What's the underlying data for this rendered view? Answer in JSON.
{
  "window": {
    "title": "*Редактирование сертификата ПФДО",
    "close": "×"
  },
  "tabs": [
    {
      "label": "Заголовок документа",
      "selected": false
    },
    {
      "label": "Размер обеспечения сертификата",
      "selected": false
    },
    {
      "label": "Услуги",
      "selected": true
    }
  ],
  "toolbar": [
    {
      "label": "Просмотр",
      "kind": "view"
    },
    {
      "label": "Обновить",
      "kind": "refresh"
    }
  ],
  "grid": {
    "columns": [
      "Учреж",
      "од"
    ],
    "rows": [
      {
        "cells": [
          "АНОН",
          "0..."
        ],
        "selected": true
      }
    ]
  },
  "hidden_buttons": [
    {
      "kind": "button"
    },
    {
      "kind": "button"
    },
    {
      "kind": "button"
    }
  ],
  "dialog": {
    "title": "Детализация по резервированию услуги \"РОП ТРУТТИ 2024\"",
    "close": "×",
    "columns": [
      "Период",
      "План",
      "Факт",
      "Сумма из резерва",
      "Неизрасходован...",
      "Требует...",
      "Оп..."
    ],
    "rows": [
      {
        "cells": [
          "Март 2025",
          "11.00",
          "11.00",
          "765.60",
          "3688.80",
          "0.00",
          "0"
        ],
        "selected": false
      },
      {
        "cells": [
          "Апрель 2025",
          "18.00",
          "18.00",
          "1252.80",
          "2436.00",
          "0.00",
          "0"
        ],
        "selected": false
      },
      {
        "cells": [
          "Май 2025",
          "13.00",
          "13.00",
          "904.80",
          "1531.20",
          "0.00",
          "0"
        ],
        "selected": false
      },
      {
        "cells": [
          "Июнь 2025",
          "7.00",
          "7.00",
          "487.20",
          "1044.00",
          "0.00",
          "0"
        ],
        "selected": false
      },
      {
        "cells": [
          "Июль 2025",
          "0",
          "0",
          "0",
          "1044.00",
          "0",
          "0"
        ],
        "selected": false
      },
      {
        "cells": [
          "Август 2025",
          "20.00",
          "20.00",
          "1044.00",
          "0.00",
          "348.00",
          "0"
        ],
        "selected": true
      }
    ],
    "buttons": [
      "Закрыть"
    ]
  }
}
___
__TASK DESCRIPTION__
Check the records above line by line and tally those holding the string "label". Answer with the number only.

__RESPONSE AREA__
5